Masters, 35, was expected to be released on a personal recognizance bond later Tuesday. Prosecutors promised to decide quickly whether to try him again, but a legal analyst has said that's unlikely, given the DNA evidence.

Masters was convicted of first-degree murder and sentenced to life in prison in the death of Peggy Hettrick, a manager at a woman's clothing store who was found stabbed and sexually mutilated in a field south of Fort Collins.

But a special prosecutor said last week that new tests showed DNA found on Hettrick's clothing was not from Masters but from someone else.

The special prosecutor, Don Quick, said he would ask a judge to set aside Masters' conviction and vacate his prison sentence.

About 50 people packed the small courtroom where the hearing was scheduled Tuesday morning, and more stood in the hall outside. Smiling friends and family waited in a festive atmosphere.

"It's hard to describe," said Master's uncle, John Masters. "It's (like) saying there was a death, and all of a sudden, it turns out he is alive again."

Across town, they had decorated an Elks Lodge with streamers and a "Welcome Home" sign and prepared two cakes.

Hettrick was killed in 1987, but Fort Collins police investigated for more than a decade before arresting Masters. He was 15 at the time she died and lived near the field where her body was found.

Masters' new attorneys have said detectives wrongly focused on Masters instead of other suspects.

During an appeal heard over the past few months in Larimer County District Court, the defense and special prosecutors assigned to the case said crucial information had been withheld from Masters' trial lawyers.

Masters was brought to the Larimer County jail on Monday afternoon from a state prison in Buena Vista.

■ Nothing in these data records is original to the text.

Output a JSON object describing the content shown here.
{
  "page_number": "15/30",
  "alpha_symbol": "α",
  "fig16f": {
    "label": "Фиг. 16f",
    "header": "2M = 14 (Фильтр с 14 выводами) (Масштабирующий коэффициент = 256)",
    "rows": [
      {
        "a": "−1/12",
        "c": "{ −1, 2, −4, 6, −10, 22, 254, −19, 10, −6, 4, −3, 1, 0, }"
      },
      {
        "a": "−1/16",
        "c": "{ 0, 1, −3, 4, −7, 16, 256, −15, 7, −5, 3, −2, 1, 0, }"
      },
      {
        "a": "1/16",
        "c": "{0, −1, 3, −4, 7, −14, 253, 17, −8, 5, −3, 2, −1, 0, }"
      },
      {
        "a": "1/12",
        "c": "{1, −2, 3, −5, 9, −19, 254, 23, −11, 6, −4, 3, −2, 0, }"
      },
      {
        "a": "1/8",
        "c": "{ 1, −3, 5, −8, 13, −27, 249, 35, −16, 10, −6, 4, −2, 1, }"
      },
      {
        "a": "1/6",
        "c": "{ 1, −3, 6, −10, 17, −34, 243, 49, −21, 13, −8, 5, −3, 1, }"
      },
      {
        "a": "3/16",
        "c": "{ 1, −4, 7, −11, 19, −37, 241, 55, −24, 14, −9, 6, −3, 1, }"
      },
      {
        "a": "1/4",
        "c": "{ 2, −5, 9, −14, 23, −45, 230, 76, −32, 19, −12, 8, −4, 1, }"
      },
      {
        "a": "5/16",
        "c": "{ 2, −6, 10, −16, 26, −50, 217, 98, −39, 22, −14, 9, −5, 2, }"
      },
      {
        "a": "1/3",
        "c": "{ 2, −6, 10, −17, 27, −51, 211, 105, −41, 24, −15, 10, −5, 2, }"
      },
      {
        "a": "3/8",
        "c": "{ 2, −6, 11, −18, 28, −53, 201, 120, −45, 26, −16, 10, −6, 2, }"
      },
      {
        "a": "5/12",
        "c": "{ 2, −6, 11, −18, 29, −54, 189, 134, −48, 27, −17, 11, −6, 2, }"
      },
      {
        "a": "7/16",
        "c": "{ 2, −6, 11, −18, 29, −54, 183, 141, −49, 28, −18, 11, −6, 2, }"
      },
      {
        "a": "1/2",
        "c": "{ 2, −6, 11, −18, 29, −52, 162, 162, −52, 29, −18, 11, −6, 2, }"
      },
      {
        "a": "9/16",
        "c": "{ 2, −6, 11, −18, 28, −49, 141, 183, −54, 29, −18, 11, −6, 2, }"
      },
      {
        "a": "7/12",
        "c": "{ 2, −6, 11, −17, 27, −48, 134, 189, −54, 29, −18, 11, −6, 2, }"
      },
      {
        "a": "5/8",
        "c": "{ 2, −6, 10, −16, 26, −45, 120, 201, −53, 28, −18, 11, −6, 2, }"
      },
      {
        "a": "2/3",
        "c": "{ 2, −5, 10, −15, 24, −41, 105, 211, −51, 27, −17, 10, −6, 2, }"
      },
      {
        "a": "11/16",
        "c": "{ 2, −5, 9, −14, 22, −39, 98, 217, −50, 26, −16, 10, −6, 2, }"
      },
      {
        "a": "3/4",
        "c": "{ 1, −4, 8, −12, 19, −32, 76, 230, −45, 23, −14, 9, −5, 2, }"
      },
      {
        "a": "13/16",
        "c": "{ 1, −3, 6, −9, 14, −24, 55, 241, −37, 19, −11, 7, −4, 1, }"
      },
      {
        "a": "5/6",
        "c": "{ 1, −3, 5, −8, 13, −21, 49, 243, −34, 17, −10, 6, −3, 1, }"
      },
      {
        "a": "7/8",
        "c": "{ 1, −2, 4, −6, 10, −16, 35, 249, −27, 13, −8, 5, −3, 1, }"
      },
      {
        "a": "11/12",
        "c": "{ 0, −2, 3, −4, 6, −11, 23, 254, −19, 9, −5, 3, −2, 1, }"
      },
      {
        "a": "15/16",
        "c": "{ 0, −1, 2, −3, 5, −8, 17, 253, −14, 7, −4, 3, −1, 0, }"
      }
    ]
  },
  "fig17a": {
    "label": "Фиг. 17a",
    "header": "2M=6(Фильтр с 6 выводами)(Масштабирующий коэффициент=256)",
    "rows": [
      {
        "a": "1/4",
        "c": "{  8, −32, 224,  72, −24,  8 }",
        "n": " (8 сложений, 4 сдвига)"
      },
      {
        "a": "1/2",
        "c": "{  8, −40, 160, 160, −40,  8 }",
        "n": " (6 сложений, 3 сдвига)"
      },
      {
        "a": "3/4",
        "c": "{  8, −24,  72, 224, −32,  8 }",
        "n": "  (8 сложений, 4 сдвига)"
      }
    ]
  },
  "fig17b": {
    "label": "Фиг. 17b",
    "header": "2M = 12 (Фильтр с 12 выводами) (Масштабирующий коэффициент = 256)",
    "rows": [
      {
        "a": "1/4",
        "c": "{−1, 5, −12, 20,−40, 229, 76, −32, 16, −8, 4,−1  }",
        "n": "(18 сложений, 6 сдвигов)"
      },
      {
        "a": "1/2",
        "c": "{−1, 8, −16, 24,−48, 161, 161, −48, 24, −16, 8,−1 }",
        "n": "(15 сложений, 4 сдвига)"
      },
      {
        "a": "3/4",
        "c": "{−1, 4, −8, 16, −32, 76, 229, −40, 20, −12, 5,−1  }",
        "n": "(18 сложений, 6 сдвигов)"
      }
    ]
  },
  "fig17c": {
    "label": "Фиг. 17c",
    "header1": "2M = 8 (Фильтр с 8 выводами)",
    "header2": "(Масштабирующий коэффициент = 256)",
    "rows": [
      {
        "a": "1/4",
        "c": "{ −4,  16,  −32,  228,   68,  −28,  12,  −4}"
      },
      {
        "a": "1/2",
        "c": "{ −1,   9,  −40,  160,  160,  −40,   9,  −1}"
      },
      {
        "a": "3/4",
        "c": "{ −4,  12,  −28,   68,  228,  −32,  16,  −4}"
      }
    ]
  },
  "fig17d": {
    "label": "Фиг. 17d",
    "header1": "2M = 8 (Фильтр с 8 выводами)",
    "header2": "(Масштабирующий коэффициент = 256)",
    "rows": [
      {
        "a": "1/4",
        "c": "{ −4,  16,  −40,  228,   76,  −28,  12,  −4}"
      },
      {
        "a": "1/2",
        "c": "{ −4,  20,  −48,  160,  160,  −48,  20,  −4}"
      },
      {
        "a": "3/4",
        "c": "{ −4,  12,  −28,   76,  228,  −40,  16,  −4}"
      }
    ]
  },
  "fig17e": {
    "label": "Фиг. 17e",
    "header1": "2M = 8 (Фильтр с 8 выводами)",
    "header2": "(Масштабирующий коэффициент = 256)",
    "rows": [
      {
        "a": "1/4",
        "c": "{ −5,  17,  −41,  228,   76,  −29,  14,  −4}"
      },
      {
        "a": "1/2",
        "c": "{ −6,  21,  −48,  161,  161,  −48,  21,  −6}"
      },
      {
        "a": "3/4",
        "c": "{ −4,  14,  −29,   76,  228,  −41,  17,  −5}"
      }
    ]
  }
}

His family prepared a welcome-home party and bought him street clothes.

"We're so thrilled," said Masters' aunt, Betty Schneider. "We just love this kid, and we're glad he's coming home."